(Excerpts from an interface dataset)
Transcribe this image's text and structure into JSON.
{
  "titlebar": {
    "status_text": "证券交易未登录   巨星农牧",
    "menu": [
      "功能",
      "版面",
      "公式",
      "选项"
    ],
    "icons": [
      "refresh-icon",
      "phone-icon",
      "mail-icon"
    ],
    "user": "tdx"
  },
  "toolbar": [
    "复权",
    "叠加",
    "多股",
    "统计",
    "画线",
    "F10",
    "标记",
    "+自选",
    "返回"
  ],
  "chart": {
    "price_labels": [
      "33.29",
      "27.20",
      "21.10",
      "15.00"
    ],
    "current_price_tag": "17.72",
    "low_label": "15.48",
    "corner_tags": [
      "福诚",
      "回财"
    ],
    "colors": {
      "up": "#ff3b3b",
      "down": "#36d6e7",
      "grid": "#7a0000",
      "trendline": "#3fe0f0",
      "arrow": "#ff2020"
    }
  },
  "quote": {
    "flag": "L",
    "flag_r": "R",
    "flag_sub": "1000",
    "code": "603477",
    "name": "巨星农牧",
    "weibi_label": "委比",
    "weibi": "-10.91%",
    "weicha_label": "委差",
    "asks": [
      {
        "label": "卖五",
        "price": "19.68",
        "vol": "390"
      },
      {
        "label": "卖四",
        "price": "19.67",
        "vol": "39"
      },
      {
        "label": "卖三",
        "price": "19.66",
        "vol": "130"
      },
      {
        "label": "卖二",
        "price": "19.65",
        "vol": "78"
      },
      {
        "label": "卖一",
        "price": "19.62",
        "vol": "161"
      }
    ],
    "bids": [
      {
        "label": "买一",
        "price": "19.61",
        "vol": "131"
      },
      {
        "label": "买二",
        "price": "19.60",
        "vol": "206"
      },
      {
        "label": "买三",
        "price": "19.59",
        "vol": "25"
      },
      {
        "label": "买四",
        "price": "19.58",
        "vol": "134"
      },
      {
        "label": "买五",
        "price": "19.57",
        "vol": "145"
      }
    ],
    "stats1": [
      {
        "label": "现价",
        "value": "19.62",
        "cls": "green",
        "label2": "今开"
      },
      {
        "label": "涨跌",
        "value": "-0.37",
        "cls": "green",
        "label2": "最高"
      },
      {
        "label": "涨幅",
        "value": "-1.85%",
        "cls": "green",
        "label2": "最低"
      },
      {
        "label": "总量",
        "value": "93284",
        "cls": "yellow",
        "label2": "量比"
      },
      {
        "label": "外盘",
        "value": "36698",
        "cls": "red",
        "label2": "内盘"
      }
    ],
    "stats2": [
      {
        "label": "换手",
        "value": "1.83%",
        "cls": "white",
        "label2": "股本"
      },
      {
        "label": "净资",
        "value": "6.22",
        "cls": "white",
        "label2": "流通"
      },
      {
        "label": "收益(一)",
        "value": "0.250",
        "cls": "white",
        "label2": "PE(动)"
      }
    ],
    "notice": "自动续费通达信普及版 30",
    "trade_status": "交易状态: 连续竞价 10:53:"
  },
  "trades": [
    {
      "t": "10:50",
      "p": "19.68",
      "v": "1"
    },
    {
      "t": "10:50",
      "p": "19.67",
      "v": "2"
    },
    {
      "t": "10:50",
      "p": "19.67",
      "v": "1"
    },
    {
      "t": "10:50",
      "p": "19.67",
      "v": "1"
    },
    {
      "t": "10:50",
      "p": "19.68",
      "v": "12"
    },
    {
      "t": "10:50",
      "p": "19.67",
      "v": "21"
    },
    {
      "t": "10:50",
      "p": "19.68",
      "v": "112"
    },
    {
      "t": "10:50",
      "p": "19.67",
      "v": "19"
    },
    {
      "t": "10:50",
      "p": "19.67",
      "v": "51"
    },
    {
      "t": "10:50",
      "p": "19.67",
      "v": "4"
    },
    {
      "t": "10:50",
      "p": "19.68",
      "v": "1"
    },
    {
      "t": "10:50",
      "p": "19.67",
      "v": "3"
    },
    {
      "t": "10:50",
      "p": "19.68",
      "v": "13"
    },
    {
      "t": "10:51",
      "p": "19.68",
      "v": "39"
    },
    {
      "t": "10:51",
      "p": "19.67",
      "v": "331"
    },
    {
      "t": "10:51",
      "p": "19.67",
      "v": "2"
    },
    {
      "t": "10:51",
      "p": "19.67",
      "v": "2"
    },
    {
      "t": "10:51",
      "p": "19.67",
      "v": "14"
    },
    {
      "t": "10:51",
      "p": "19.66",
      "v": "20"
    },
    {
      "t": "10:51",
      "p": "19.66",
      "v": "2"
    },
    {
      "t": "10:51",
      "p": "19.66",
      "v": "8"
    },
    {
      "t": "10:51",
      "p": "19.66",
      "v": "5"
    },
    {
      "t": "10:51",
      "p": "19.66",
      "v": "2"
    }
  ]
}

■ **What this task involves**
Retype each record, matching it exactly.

■ **Result**
Transcribe this image's text and structure into JSON.
{
  "titlebar": {
    "status_text": "证券交易未登录   巨星农牧",
    "menu": [
      "功能",
      "版面",
      "公式",
      "选项"
    ],
    "icons": [
      "refresh-icon",
      "phone-icon",
      "mail-icon"
    ],
    "user": "tdx"
  },
  "toolbar": [
    "复权",
    "叠加",
    "多股",
    "统计",
    "画线",
    "F10",
    "标记",
    "+自选",
    "返回"
  ],
  "chart": {
    "price_labels": [
      "33.29",
      "27.20",
      "21.10",
      "15.00"
    ],
    "current_price_tag": "17.72",
    "low_label": "15.48",
    "corner_tags": [
      "福诚",
      "回财"
    ],
    "colors": {
      "up": "#ff3b3b",
      "down": "#36d6e7",
      "grid": "#7a0000",
      "trendline": "#3fe0f0",
      "arrow": "#ff2020"
    }
  },
  "quote": {
    "flag": "L",
    "flag_r": "R",
    "flag_sub": "1000",
    "code": "603477",
    "name": "巨星农牧",
    "weibi_label": "委比",
    "weibi": "-10.91%",
    "weicha_label": "委差",
    "asks": [
      {
        "label": "卖五",
        "price": "19.68",
        "vol": "390"
      },
      {
        "label": "卖四",
        "price": "19.67",
        "vol": "39"
      },
      {
        "label": "卖三",
        "price": "19.66",
        "vol": "130"
      },
      {
        "label": "卖二",
        "price": "19.65",
        "vol": "78"
      },
      {
        "label": "卖一",
        "price": "19.62",
        "vol": "161"
      }
    ],
    "bids": [
      {
        "label": "买一",
        "price": "19.61",
        "vol": "131"
      },
      {
        "label": "买二",
        "price": "19.60",
        "vol": "206"
      },
      {
        "label": "买三",
        "price": "19.59",
        "vol": "25"
      },
      {
        "label": "买四",
        "price": "19.58",
        "vol": "134"
      },
      {
        "label": "买五",
        "price": "19.57",
        "vol": "145"
      }
    ],
    "stats1": [
      {
        "label": "现价",
        "value": "19.62",
        "cls": "green",
        "label2": "今开"
      },
      {
        "label": "涨跌",
        "value": "-0.37",
        "cls": "green",
        "label2": "最高"
      },
      {
        "label": "涨幅",
        "value": "-1.85%",
        "cls": "green",
        "label2": "最低"
      },
      {
        "label": "总量",
        "value": "93284",
        "cls": "yellow",
        "label2": "量比"
      },
      {
        "label": "外盘",
        "value": "36698",
        "cls": "red",
        "label2": "内盘"
      }
    ],
    "stats2": [
      {
        "label": "换手",
        "value": "1.83%",
        "cls": "white",
        "label2": "股本"
      },
      {
        "label": "净资",
        "value": "6.22",
        "cls": "white",
        "label2": "流通"
      },
      {
        "label": "收益(一)",
        "value": "0.250",
        "cls": "white",
        "label2": "PE(动)"
      }
    ],
    "notice": "自动续费通达信普及版 30",
    "trade_status": "交易状态: 连续竞价 10:53:"
  },
  "trades": [
    {
      "t": "10:50",
      "p": "19.68",
      "v": "1"
    },
    {
      "t": "10:50",
      "p": "19.67",
      "v": "2"
    },
    {
      "t": "10:50",
      "p": "19.67",
      "v": "1"
    },
    {
      "t": "10:50",
      "p": "19.67",
      "v": "1"
    },
    {
      "t": "10:50",
      "p": "19.68",
      "v": "12"
    },
    {
      "t": "10:50",
      "p": "19.67",
      "v": "21"
    },
    {
      "t": "10:50",
      "p": "19.68",
      "v": "112"
    },
    {
      "t": "10:50",
      "p": "19.67",
      "v": "19"
    },
    {
      "t": "10:50",
      "p": "19.67",
      "v": "51"
    },
    {
      "t": "10:50",
      "p": "19.67",
      "v": "4"
    },
    {
      "t": "10:50",
      "p": "19.68",
      "v": "1"
    },
    {
      "t": "10:50",
      "p": "19.67",
      "v": "3"
    },
    {
      "t": "10:50",
      "p": "19.68",
      "v": "13"
    },
    {
      "t": "10:51",
      "p": "19.68",
      "v": "39"
    },
    {
      "t": "10:51",
      "p": "19.67",
      "v": "331"
    },
    {
      "t": "10:51",
      "p": "19.67",
      "v": "2"
    },
    {
      "t": "10:51",
      "p": "19.67",
      "v": "2"
    },
    {
      "t": "10:51",
      "p": "19.67",
      "v": "14"
    },
    {
      "t": "10:51",
      "p": "19.66",
      "v": "20"
    },
    {
      "t": "10:51",
      "p": "19.66",
      "v": "2"
    },
    {
      "t": "10:51",
      "p": "19.66",
      "v": "8"
    },
    {
      "t": "10:51",
      "p": "19.66",
      "v": "5"
    },
    {
      "t": "10:51",
      "p": "19.66",
      "v": "2"
    }
  ]
}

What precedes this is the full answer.